• Ohio Statute Of Limitations for Written Contracts Shortened
  • July 30, 2012 | Author: Arthur J. Rotatori
  • Law Firm: McGlinchey Stafford - Cleveland Office
  • On June 12, 2012, the Ohio General Assembly passed Ohio Sub. S.B. No. 224, amending section 2305.06 of the Revised Code, which establishes the statute of limitations for actions upon a written agreement or contract. Sub. S.B. No. 224 shortens the statute of limitations for such claims from fifteen years to eight years. This bill has been signed by the Governor and becomes effective on September 28, 2012.

    The amended statute of limitations applies to claims in which the cause of action accrues on or after the effective date, September 28, 2012. Please note that in calculating the applicability of the amended statute of limitations, the relevant factor is when the cause of action accrues, not when the contract was signed.
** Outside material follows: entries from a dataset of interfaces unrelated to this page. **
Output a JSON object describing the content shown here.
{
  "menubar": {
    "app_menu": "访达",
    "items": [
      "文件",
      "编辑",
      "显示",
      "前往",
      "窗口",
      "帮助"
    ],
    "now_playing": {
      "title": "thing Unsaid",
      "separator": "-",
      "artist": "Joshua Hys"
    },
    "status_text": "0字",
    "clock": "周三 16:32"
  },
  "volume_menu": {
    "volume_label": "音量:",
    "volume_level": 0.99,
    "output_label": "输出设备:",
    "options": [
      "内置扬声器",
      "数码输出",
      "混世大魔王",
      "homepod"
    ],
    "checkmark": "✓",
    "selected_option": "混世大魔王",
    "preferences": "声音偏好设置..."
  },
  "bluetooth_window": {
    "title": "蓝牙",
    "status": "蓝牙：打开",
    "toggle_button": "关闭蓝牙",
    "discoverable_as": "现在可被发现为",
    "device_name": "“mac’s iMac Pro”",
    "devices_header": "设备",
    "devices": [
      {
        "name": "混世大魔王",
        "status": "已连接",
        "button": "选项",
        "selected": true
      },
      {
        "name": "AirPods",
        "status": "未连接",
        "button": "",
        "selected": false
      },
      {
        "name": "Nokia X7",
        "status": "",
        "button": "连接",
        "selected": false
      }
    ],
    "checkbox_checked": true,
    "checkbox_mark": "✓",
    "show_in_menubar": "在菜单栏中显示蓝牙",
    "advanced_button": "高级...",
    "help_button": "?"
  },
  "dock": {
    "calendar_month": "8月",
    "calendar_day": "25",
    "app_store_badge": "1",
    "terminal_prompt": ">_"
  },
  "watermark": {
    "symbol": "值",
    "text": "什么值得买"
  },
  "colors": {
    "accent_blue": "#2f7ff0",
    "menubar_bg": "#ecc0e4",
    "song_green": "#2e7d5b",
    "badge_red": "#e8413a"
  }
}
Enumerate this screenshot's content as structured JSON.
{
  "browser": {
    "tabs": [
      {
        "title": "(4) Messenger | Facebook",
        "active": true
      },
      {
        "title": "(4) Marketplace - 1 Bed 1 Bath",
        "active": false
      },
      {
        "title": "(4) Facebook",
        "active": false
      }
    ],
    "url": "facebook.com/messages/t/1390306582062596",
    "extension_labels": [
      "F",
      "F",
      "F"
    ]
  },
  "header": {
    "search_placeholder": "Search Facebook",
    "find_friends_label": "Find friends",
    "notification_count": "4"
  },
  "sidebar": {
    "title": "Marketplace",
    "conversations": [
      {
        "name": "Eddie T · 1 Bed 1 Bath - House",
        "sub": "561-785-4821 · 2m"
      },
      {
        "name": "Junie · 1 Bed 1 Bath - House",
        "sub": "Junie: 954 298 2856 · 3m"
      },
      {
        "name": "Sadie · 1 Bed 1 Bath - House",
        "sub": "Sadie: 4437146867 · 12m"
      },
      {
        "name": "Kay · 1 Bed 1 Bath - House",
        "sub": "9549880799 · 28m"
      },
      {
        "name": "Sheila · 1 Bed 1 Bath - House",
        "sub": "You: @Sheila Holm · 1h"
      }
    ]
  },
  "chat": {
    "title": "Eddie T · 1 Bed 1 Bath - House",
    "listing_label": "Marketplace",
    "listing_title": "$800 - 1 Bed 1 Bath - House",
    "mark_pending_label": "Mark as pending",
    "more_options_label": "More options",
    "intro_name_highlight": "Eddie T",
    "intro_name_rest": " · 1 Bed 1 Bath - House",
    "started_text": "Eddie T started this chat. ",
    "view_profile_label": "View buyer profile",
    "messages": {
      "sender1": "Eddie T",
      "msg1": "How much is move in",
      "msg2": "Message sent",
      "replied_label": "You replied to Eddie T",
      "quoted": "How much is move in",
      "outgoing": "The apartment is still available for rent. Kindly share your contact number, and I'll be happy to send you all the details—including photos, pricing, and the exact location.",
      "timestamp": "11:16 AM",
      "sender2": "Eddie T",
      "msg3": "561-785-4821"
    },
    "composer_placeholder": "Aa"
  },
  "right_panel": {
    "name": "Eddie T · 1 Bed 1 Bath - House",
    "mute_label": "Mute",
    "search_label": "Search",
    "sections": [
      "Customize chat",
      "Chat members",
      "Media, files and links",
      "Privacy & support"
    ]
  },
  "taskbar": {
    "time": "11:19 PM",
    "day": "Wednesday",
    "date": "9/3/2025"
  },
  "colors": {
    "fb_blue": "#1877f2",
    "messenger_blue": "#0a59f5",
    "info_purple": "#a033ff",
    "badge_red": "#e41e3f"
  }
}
In Ohio, generally speaking, a cause of action for breach of contract accrues when the breach occurs or when the complaining party suffers actual damages. Therefore, an action for a breach of a written agreement or contract that occurs on or after September 28, 2012 must be brought within eight years from the date of the breach or it will be time-barred. Of particular importance, this amendment shortens the period of time that creditors have to sue on a debt if borrowers become delinquent on or after September 28, 2012.

    The bill further provides that when the cause of action accrued prior to the effective date of the bill, the statute of limitations is either eight years from the effective date of the act, or the expiration of the statute of limitations that was in effect prior to the effective date of the act, whichever occurs first. Under this transitional rule, if, for example, a borrower becomes delinquent before September 28, 2012, the statute of limitations expires at the shorter of either eight years from the effective date (September 28, 2020) or the previous period of limitations (fifteen years from the date of the breach).

    As a practical matter, the transitional rule distinguishes between causes of action that accrued before September 28, 2005 and causes of action that accrued on or after September 28, 2005. An action based on a breach of a written agreement that occurred on or after September 28, 2005 must be initiated by September 28, 2020 or it will be time-barred. An action for a breach of a written agreement that occurred before September 28, 2005, however, must be brought within fifteen years of the date of the breach, which will result in a deadline earlier than September 28, 2020. Thus, the bill creates a diminishing statute of limitations, and until September 28, 2020 (when the transition to the new statute of limitations will be complete), creditors must be mindful of this rule to determine the applicable statute of limitations if the cause of action accrued before September 28, 2012.

    The previous exceptions to the fifteen year period of limitations continue to apply in the amended law. For example, an action for breach of a contract for sale of goods under the Uniform Commercial Code must still generally be brought within four years.